**Excerpts from an interface dataset**
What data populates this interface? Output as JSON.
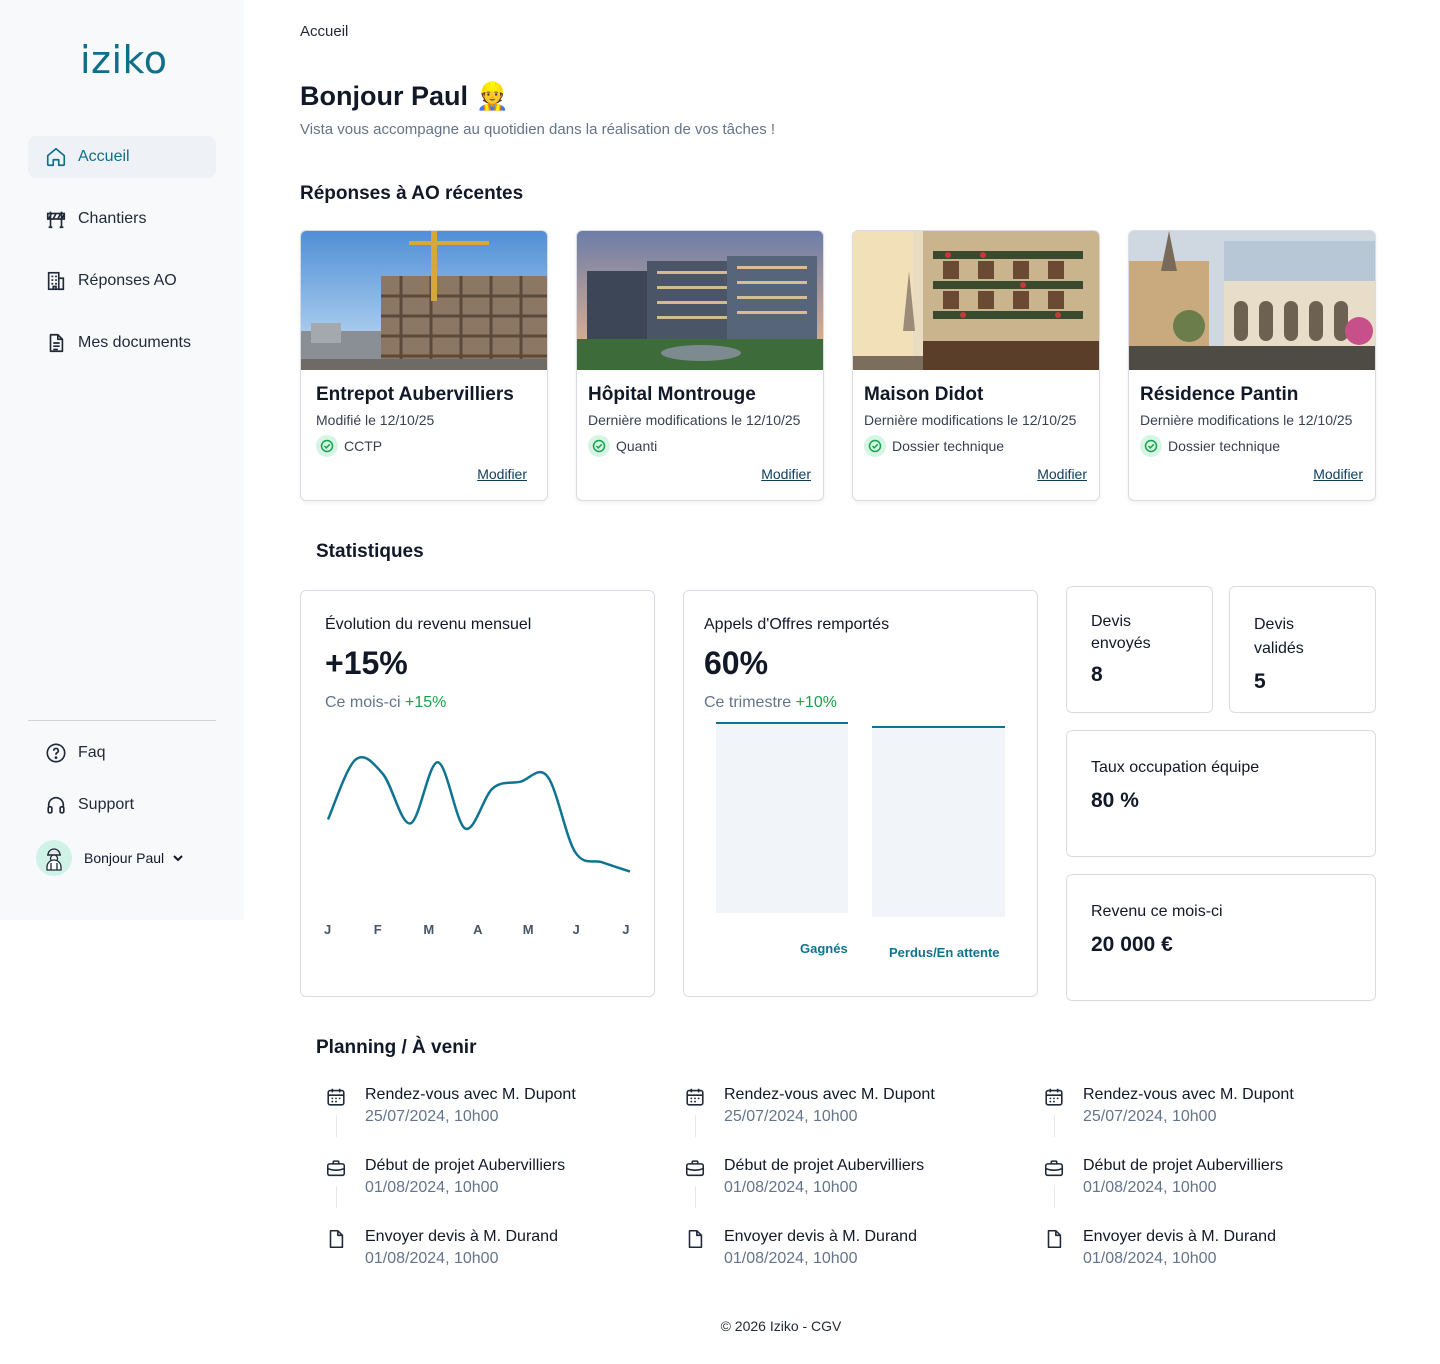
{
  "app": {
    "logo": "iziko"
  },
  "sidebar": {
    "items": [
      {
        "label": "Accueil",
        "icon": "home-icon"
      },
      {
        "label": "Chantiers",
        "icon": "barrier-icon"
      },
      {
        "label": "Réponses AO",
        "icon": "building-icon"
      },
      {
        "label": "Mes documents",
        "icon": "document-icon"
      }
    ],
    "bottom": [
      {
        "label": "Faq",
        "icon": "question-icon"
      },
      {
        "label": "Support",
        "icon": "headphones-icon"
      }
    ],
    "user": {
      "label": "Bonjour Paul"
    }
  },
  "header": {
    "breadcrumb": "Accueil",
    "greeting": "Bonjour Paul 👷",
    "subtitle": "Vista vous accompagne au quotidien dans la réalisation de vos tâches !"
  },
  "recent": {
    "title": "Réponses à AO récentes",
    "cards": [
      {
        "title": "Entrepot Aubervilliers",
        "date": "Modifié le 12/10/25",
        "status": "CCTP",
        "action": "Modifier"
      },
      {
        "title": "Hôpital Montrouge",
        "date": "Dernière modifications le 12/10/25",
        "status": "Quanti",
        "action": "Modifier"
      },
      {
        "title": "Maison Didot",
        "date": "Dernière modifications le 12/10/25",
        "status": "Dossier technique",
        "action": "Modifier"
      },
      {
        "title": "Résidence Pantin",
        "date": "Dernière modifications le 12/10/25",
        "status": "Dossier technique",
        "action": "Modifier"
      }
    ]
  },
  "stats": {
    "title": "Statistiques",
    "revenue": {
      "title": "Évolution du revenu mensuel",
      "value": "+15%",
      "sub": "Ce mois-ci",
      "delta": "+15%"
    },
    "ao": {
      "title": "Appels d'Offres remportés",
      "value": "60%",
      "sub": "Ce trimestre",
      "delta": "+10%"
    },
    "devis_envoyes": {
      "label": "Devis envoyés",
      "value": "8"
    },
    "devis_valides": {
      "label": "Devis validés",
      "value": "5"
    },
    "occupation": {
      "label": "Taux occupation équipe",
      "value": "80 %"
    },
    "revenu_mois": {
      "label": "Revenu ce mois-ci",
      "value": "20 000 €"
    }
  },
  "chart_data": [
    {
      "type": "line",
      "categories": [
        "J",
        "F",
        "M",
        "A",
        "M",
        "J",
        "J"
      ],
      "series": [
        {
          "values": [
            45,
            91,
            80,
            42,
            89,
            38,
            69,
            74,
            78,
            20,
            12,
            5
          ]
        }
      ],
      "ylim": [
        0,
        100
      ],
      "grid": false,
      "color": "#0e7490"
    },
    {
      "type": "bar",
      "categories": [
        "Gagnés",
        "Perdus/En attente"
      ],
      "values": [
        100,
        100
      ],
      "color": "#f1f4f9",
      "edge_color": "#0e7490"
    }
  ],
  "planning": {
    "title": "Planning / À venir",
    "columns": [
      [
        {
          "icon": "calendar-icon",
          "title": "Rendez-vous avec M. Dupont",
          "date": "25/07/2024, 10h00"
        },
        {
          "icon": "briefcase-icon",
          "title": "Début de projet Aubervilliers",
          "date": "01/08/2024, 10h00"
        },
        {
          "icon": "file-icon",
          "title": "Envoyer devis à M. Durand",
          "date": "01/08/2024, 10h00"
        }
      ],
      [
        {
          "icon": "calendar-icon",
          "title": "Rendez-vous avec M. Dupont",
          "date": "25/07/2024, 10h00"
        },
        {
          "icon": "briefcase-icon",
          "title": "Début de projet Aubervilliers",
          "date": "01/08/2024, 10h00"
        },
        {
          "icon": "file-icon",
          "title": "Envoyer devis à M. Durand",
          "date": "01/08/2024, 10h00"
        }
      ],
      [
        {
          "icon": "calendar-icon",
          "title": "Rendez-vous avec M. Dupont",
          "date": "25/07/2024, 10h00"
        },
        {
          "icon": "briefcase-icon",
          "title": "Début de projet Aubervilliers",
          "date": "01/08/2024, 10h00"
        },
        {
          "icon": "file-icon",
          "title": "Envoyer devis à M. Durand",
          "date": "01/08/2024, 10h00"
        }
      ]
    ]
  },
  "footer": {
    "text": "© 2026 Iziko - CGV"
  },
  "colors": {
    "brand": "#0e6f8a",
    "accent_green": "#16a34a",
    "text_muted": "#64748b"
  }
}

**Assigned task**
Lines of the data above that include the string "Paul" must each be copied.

**Solution to the problem**
      "label": "Bonjour Paul"
    "greeting": "Bonjour Paul 👷",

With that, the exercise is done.